- [TASK OBJECTIVE]:
Could you return each line from the one bearing "Convert this screenshot" through the last line of the entries, exactly as it stands, with no pictures?

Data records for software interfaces
════

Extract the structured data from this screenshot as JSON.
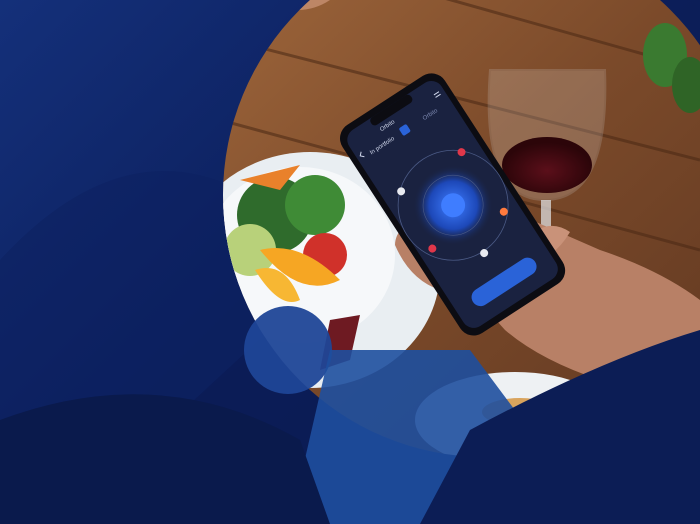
{
  "colors": {
    "background_dark": "#0a1a4c",
    "background_mid": "#14307a",
    "accent_blue": "#2a63d8",
    "accent_light": "#2d4fa8",
    "wood": "#8b5a36",
    "phone_screen": "#1a2240"
  },
  "phone_screen": {
    "app_name": "Orbito",
    "tab_label": "Orbito",
    "back_label": "In portfolio",
    "cta_label": ""
  },
  "icons": [
    "menu-icon",
    "back-arrow-icon",
    "profile-icon"
  ]
}
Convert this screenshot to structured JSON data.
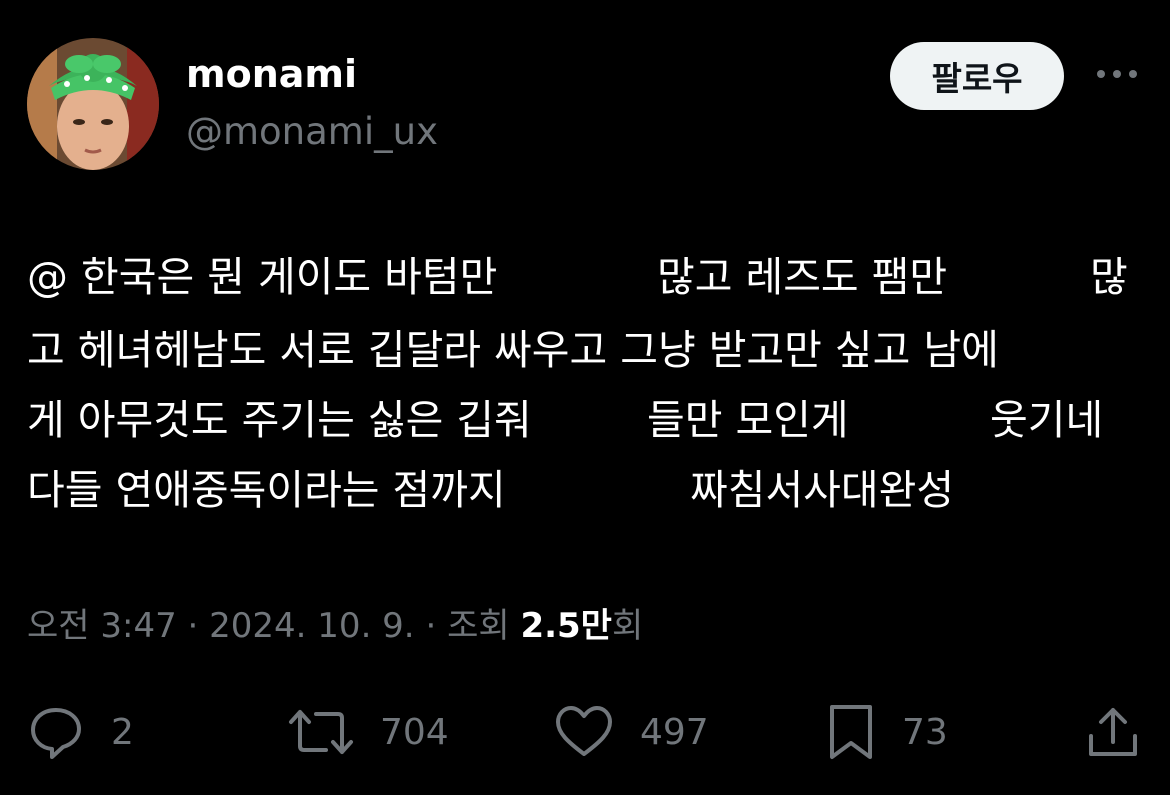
{
  "user": {
    "display_name": "monami",
    "handle": "@monami_ux",
    "avatar_icon": "profile-photo"
  },
  "header": {
    "follow_label": "팔로우",
    "more_icon": "more-icon"
  },
  "tweet": {
    "lines": [
      {
        "segments": [
          "@ 한국은 뭔 게이도 바텀만",
          "많고 레즈도 팸만",
          "많"
        ]
      },
      {
        "segments": [
          "고 헤녀헤남도 서로 깁달라 싸우고 그냥 받고만 싶고 남에"
        ]
      },
      {
        "segments": [
          "게 아무것도 주기는 싫은 깁줘",
          "들만 모인게",
          "웃기네"
        ]
      },
      {
        "segments": [
          "다들 연애중독이라는 점까지",
          "짜침서사대완성"
        ]
      }
    ]
  },
  "meta": {
    "time": "오전 3:47",
    "separator": "·",
    "date": "2024. 10. 9.",
    "views_prefix": "조회",
    "views_count": "2.5만",
    "views_suffix": "회"
  },
  "actions": {
    "reply": {
      "icon": "reply-icon",
      "count": "2"
    },
    "retweet": {
      "icon": "retweet-icon",
      "count": "704"
    },
    "like": {
      "icon": "heart-icon",
      "count": "497"
    },
    "bookmark": {
      "icon": "bookmark-icon",
      "count": "73"
    },
    "share": {
      "icon": "share-icon"
    }
  },
  "colors": {
    "background": "#000000",
    "text_primary": "#ffffff",
    "text_secondary": "#71767b",
    "button_bg": "#eff3f4",
    "button_text": "#0f1419"
  }
}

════

- [EXERCISE SOLUTION]:
Convert this screenshot to structured JSON data.
{
  "user": {
    "display_name": "monami",
    "handle": "@monami_ux",
    "avatar_icon": "profile-photo"
  },
  "header": {
    "follow_label": "팔로우",
    "more_icon": "more-icon"
  },
  "tweet": {
    "lines": [
      {
        "segments": [
          "@ 한국은 뭔 게이도 바텀만",
          "많고 레즈도 팸만",
          "많"
        ]
      },
      {
        "segments": [
          "고 헤녀헤남도 서로 깁달라 싸우고 그냥 받고만 싶고 남에"
        ]
      },
      {
        "segments": [
          "게 아무것도 주기는 싫은 깁줘",
          "들만 모인게",
          "웃기네"
        ]
      },
      {
        "segments": [
          "다들 연애중독이라는 점까지",
          "짜침서사대완성"
        ]
      }
    ]
  },
  "meta": {
    "time": "오전 3:47",
    "separator": "·",
    "date": "2024. 10. 9.",
    "views_prefix": "조회",
    "views_count": "2.5만",
    "views_suffix": "회"
  },
  "actions": {
    "reply": {
      "icon": "reply-icon",
      "count": "2"
    },
    "retweet": {
      "icon": "retweet-icon",
      "count": "704"
    },
    "like": {
      "icon": "heart-icon",
      "count": "497"
    },
    "bookmark": {
      "icon": "bookmark-icon",
      "count": "73"
    },
    "share": {
      "icon": "share-icon"
    }
  },
  "colors": {
    "background": "#000000",
    "text_primary": "#ffffff",
    "text_secondary": "#71767b",
    "button_bg": "#eff3f4",
    "button_text": "#0f1419"
  }
}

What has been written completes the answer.